Requirement: In the entries that follow, find each line with the word "this" and copy it.

App and web page records
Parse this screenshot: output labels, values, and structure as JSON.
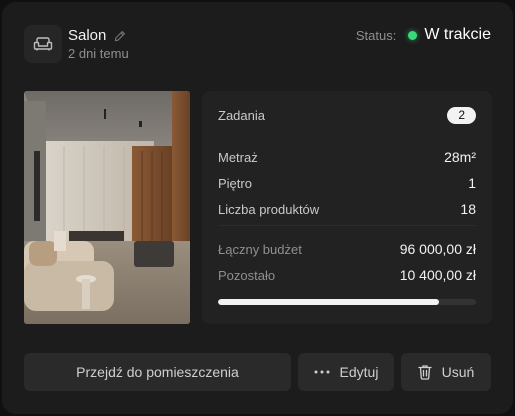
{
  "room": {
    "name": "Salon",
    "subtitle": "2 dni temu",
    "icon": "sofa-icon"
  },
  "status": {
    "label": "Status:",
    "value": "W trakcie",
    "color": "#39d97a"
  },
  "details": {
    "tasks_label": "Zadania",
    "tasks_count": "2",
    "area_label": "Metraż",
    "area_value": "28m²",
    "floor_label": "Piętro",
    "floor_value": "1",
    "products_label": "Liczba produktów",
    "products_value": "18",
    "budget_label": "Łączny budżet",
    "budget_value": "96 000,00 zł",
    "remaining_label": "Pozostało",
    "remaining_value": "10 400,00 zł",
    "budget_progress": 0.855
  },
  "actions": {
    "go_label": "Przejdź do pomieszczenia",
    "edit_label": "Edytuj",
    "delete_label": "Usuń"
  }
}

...

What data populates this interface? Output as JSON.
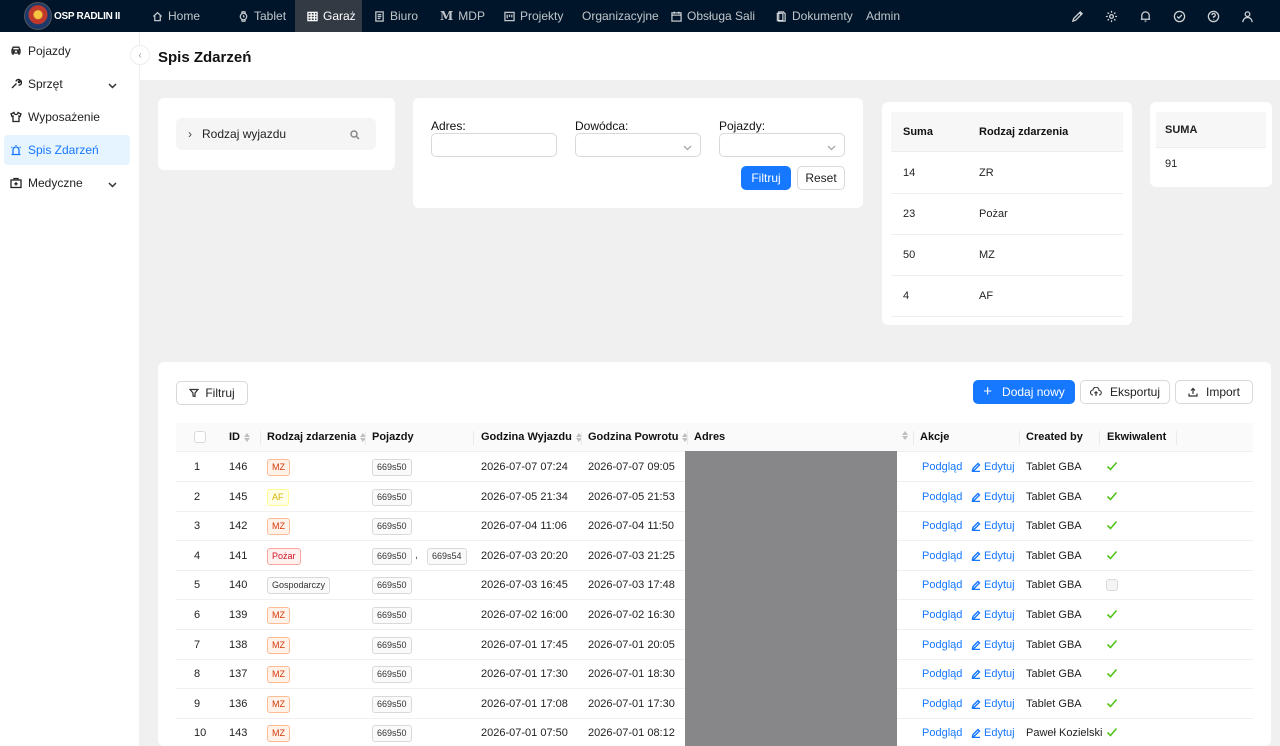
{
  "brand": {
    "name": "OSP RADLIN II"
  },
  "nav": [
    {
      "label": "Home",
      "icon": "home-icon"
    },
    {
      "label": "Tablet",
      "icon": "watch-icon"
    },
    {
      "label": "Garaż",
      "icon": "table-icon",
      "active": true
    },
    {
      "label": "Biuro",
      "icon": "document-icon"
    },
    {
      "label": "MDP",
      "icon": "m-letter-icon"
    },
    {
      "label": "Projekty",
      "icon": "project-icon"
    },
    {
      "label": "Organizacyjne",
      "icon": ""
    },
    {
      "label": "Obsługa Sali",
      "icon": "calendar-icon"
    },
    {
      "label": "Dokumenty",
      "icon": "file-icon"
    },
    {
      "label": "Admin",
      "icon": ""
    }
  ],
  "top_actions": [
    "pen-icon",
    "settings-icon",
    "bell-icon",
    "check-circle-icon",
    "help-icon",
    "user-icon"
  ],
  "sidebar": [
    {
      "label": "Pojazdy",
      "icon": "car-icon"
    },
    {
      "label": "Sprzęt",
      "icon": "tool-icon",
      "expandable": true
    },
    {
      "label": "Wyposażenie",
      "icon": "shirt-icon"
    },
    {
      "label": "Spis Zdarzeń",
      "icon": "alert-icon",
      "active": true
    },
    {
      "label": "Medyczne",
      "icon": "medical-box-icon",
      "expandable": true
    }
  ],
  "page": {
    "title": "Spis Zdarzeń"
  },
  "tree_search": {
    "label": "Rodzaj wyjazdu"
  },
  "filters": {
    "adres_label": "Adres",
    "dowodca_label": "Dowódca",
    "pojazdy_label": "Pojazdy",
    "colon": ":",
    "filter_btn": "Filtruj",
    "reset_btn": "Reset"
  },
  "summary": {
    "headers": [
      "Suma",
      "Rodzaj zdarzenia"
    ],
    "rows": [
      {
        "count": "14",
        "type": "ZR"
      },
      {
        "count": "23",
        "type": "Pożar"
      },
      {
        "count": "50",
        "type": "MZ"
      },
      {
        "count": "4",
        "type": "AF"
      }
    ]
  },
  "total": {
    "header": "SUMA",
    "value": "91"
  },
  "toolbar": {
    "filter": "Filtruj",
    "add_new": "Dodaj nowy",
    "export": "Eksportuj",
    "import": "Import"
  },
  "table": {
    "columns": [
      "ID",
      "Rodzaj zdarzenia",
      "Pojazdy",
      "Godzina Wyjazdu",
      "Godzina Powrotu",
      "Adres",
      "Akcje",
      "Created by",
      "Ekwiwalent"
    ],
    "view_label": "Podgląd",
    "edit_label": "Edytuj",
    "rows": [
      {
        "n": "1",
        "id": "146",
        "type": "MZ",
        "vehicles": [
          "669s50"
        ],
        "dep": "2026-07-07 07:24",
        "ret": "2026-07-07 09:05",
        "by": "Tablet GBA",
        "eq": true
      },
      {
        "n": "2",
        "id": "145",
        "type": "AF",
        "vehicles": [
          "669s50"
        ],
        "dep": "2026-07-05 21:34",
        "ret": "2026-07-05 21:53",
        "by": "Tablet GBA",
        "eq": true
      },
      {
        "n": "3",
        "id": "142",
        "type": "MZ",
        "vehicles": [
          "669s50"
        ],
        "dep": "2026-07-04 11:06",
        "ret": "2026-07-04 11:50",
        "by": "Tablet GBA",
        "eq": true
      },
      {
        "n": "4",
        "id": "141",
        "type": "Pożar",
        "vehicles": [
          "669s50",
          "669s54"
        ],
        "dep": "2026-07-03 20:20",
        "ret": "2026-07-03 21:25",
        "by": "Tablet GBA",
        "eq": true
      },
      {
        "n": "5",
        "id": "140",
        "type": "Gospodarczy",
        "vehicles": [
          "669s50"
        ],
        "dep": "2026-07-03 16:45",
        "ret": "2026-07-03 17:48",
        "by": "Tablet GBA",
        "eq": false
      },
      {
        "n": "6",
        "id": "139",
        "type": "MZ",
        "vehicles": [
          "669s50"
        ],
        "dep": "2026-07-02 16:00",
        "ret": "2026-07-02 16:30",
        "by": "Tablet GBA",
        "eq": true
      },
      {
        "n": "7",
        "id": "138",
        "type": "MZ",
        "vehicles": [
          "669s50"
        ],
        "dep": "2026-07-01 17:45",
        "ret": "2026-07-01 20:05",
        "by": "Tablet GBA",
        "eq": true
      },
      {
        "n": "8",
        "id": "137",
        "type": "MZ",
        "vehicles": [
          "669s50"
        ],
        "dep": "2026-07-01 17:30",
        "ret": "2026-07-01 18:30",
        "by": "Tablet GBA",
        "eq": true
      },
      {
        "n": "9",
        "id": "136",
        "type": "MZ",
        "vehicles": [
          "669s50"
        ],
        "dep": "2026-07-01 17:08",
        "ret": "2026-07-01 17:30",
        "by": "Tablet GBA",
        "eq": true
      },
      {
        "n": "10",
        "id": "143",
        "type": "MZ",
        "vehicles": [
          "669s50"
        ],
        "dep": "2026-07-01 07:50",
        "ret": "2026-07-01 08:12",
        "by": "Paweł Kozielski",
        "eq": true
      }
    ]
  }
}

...

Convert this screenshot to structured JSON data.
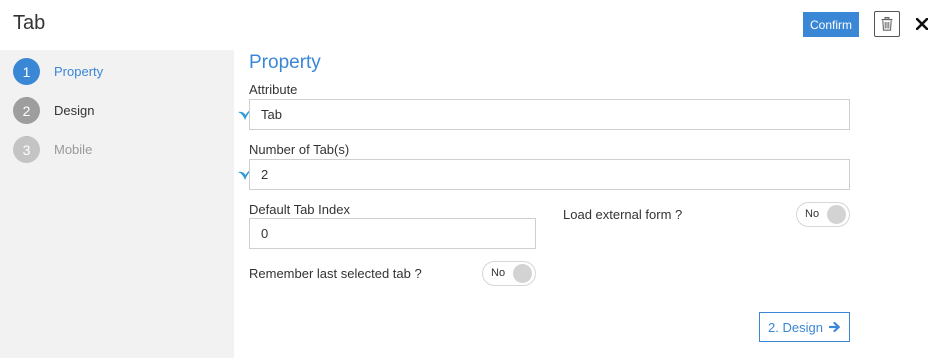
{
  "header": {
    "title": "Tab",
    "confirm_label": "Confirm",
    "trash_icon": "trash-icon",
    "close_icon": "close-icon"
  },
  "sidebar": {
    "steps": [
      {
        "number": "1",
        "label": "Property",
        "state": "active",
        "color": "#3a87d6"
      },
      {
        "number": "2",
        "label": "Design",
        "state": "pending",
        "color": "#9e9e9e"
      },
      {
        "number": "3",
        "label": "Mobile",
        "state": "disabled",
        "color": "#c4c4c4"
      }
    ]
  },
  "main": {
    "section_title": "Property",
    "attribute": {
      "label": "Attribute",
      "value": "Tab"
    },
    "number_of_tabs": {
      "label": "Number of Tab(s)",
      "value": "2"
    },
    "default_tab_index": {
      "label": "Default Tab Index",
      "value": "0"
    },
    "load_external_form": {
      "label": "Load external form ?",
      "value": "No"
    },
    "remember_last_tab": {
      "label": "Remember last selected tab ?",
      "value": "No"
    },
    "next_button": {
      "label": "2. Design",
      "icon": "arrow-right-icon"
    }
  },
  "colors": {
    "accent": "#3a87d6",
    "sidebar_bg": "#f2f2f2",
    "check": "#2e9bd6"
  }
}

Written response:
Parse this screenshot: output labels, values, and structure as JSON.
What data populates this interface? Output as JSON.
Convert this screenshot to structured JSON data.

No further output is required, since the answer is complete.